(Element data from apps and pages)
+===+
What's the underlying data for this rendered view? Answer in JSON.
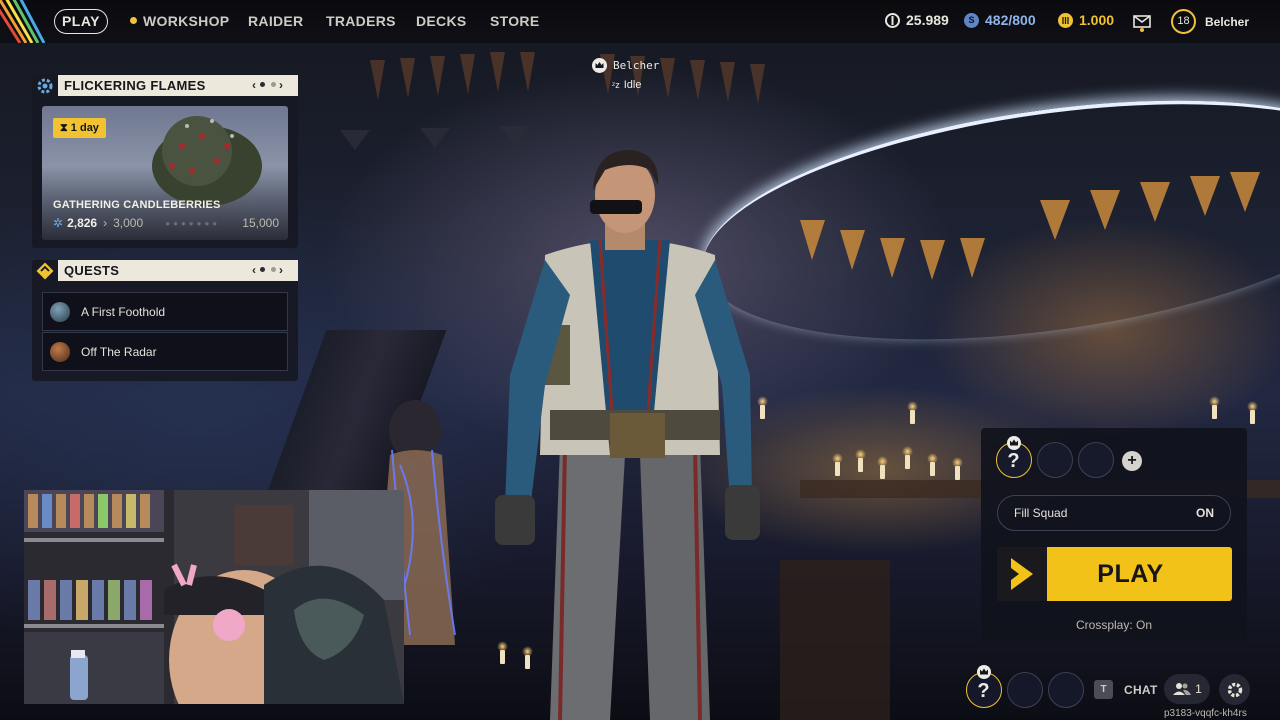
{
  "nav": {
    "play": "PLAY",
    "items": [
      "WORKSHOP",
      "RAIDER",
      "TRADERS",
      "DECKS",
      "STORE"
    ]
  },
  "currencies": {
    "coins": "25.989",
    "seeds": "482/800",
    "tokens": "1.000"
  },
  "profile": {
    "level": "18",
    "name": "Belcher"
  },
  "event_panel": {
    "title": "FLICKERING FLAMES",
    "timer": "1 day",
    "name": "GATHERING CANDLEBERRIES",
    "progress_current": "2,826",
    "progress_next": "3,000",
    "progress_max": "15,000"
  },
  "quests_panel": {
    "title": "QUESTS",
    "items": [
      "A First Foothold",
      "Off The Radar"
    ]
  },
  "player_tag": {
    "name": "Belcher",
    "status": "Idle"
  },
  "squad": {
    "fill_squad_label": "Fill Squad",
    "fill_squad_value": "ON",
    "play_label": "PLAY",
    "crossplay": "Crossplay: On"
  },
  "bottom": {
    "chat_key": "T",
    "chat_label": "CHAT",
    "friends_count": "1",
    "session_id": "p3183-vqqfc-kh4rs"
  },
  "colors": {
    "accent": "#f3c219",
    "panel_header": "#ece8dc",
    "panel_bg": "#161822"
  }
}
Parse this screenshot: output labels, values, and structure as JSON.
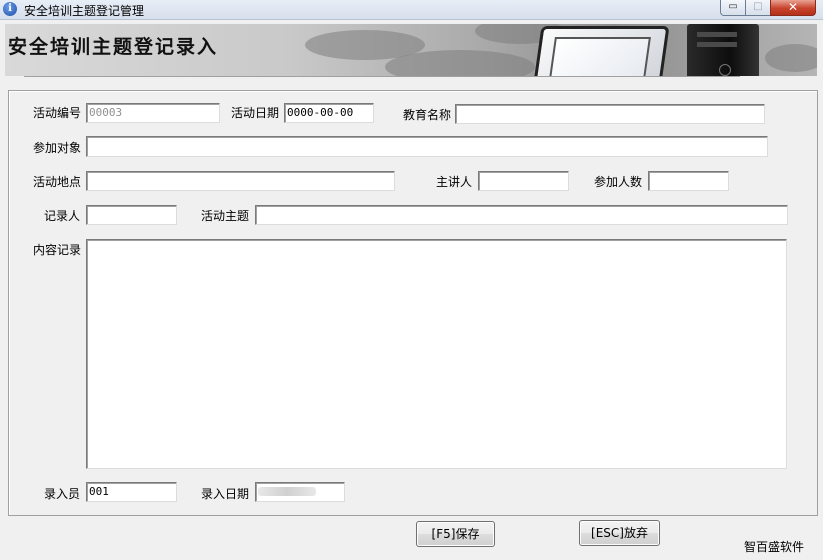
{
  "window": {
    "title": "安全培训主题登记管理",
    "controls": {
      "minimize": "▭",
      "maximize": "□",
      "close": "✕"
    }
  },
  "banner": {
    "heading": "安全培训主题登记录入"
  },
  "form": {
    "activity_no": {
      "label": "活动编号",
      "value": "00003"
    },
    "activity_date": {
      "label": "活动日期",
      "value": "0000-00-00"
    },
    "edu_name": {
      "label": "教育名称",
      "value": ""
    },
    "participants": {
      "label": "参加对象",
      "value": ""
    },
    "location": {
      "label": "活动地点",
      "value": ""
    },
    "speaker": {
      "label": "主讲人",
      "value": ""
    },
    "attendee_count": {
      "label": "参加人数",
      "value": ""
    },
    "recorder": {
      "label": "记录人",
      "value": ""
    },
    "theme": {
      "label": "活动主题",
      "value": ""
    },
    "content": {
      "label": "内容记录",
      "value": ""
    },
    "entry_clerk": {
      "label": "录入员",
      "value": "001"
    },
    "entry_date": {
      "label": "录入日期",
      "value": ""
    }
  },
  "buttons": {
    "save": "[F5]保存",
    "discard": "[ESC]放弃"
  },
  "footer": {
    "brand": "智百盛软件"
  },
  "icons": {
    "app": "info-icon",
    "monitor": "computer-monitor-icon",
    "tower": "computer-tower-icon"
  }
}
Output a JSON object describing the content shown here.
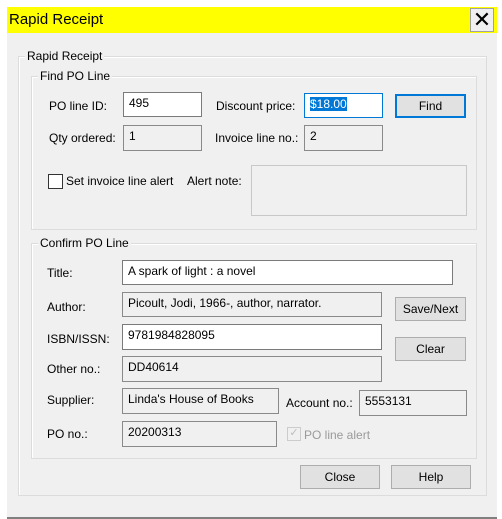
{
  "window": {
    "title": "Rapid Receipt",
    "close_glyph": "✕"
  },
  "outer_group": {
    "label": "Rapid Receipt"
  },
  "find_po": {
    "label": "Find PO Line",
    "po_line_id_label": "PO line ID:",
    "po_line_id_value": "495",
    "discount_price_label": "Discount price:",
    "discount_price_value": "$18.00",
    "find_button": "Find",
    "qty_ordered_label": "Qty ordered:",
    "qty_ordered_value": "1",
    "invoice_line_label": "Invoice line no.:",
    "invoice_line_value": "2",
    "set_alert_label": "Set invoice line alert",
    "set_alert_checked": false,
    "alert_note_label": "Alert note:",
    "alert_note_value": ""
  },
  "confirm_po": {
    "label": "Confirm PO Line",
    "title_label": "Title:",
    "title_value": "A spark of light : a novel",
    "author_label": "Author:",
    "author_value": "Picoult, Jodi, 1966-, author, narrator.",
    "isbn_label": "ISBN/ISSN:",
    "isbn_value": "9781984828095",
    "other_no_label": "Other no.:",
    "other_no_value": "DD40614",
    "supplier_label": "Supplier:",
    "supplier_value": "Linda's House of Books",
    "account_label": "Account no.:",
    "account_value": "5553131",
    "po_no_label": "PO no.:",
    "po_no_value": "20200313",
    "po_line_alert_label": "PO line alert",
    "po_line_alert_checked": true,
    "save_next_button": "Save/Next",
    "clear_button": "Clear"
  },
  "footer": {
    "close_button": "Close",
    "help_button": "Help"
  }
}
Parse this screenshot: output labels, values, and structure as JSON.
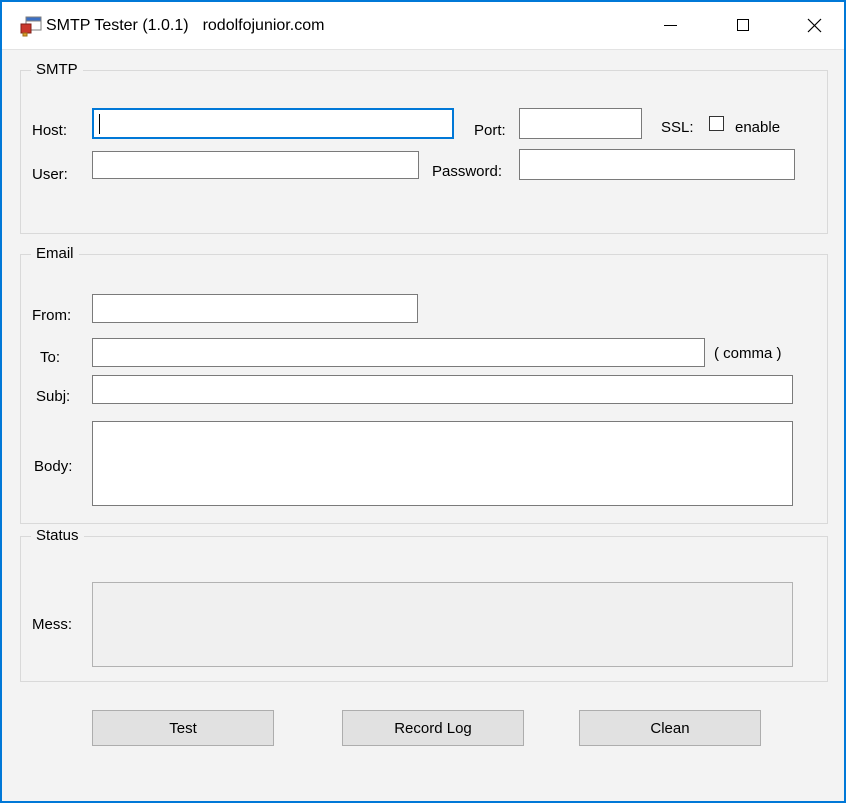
{
  "window": {
    "title": "SMTP Tester (1.0.1)",
    "subtitle": "rodolfojunior.com"
  },
  "smtp": {
    "legend": "SMTP",
    "host_label": "Host:",
    "host_value": "",
    "port_label": "Port:",
    "port_value": "",
    "ssl_label": "SSL:",
    "ssl_enable_label": "enable",
    "ssl_checked": false,
    "user_label": "User:",
    "user_value": "",
    "password_label": "Password:",
    "password_value": ""
  },
  "email": {
    "legend": "Email",
    "from_label": "From:",
    "from_value": "",
    "to_label": "To:",
    "to_value": "",
    "to_hint": "( comma )",
    "subj_label": "Subj:",
    "subj_value": "",
    "body_label": "Body:",
    "body_value": ""
  },
  "status": {
    "legend": "Status",
    "mess_label": "Mess:",
    "mess_value": ""
  },
  "buttons": {
    "test": "Test",
    "record_log": "Record Log",
    "clean": "Clean"
  },
  "colors": {
    "accent_border": "#0078d7",
    "focus_border": "#0078d7",
    "button_face": "#e1e1e1",
    "readonly_face": "#f0f0f0"
  }
}
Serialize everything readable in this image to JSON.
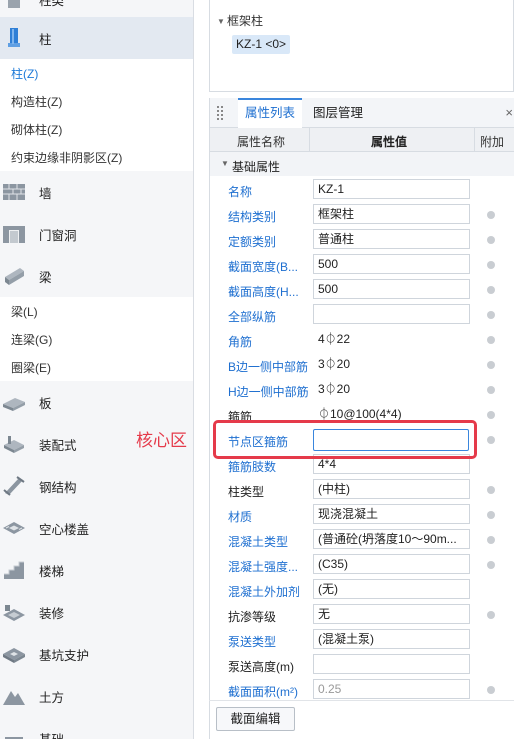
{
  "sidebar": {
    "cut_top_label": "柱类",
    "column_label": "柱",
    "column_subitems": [
      "柱(Z)",
      "构造柱(Z)",
      "砌体柱(Z)",
      "约束边缘非阴影区(Z)"
    ],
    "wall_label": "墙",
    "door_label": "门窗洞",
    "beam_label": "梁",
    "beam_subitems": [
      "梁(L)",
      "连梁(G)",
      "圈梁(E)"
    ],
    "slab_label": "板",
    "prefab_label": "装配式",
    "steel_label": "钢结构",
    "hollow_label": "空心楼盖",
    "stair_label": "楼梯",
    "deco_label": "装修",
    "pit_label": "基坑支护",
    "earth_label": "土方",
    "cut_bottom_label": "基础"
  },
  "tree": {
    "node_label": "框架柱",
    "chip_label": "KZ-1 <0>"
  },
  "panel": {
    "tab_props": "属性列表",
    "tab_layers": "图层管理",
    "close_glyph": "×",
    "col_name": "属性名称",
    "col_value": "属性值",
    "col_extra": "附加",
    "group_label": "基础属性",
    "rows": [
      {
        "name": "名称",
        "value": "KZ-1"
      },
      {
        "name": "结构类别",
        "value": "框架柱"
      },
      {
        "name": "定额类别",
        "value": "普通柱"
      },
      {
        "name": "截面宽度(B...",
        "value": "500"
      },
      {
        "name": "截面高度(H...",
        "value": "500"
      },
      {
        "name": "全部纵筋",
        "value": ""
      },
      {
        "name": "角筋",
        "value": "4⏀22"
      },
      {
        "name": "B边一侧中部筋",
        "value": "3⏀20"
      },
      {
        "name": "H边一侧中部筋",
        "value": "3⏀20"
      },
      {
        "name": "箍筋",
        "value": "⏀10@100(4*4)"
      },
      {
        "name": "节点区箍筋",
        "value": ""
      },
      {
        "name": "箍筋肢数",
        "value": "4*4"
      },
      {
        "name": "柱类型",
        "value": "(中柱)"
      },
      {
        "name": "材质",
        "value": "现浇混凝土"
      },
      {
        "name": "混凝土类型",
        "value": "(普通砼(坍落度10～90m..."
      },
      {
        "name": "混凝土强度...",
        "value": "(C35)"
      },
      {
        "name": "混凝土外加剂",
        "value": "(无)"
      },
      {
        "name": "抗渗等级",
        "value": "无"
      },
      {
        "name": "泵送类型",
        "value": "(混凝土泵)"
      },
      {
        "name": "泵送高度(m)",
        "value": ""
      },
      {
        "name": "截面面积(m²)",
        "value": "0.25"
      }
    ],
    "edit_button": "截面编辑"
  },
  "annotation": {
    "label": "核心区",
    "color": "#e53a4a"
  },
  "colors": {
    "accent": "#1e6fd0",
    "selected_bg": "#e3e9f1",
    "chip_bg": "#d9e8f8"
  }
}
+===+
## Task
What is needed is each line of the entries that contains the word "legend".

## Solved exercise
    "legend": "SMTP",
    "legend": "Email",
    "legend": "Status",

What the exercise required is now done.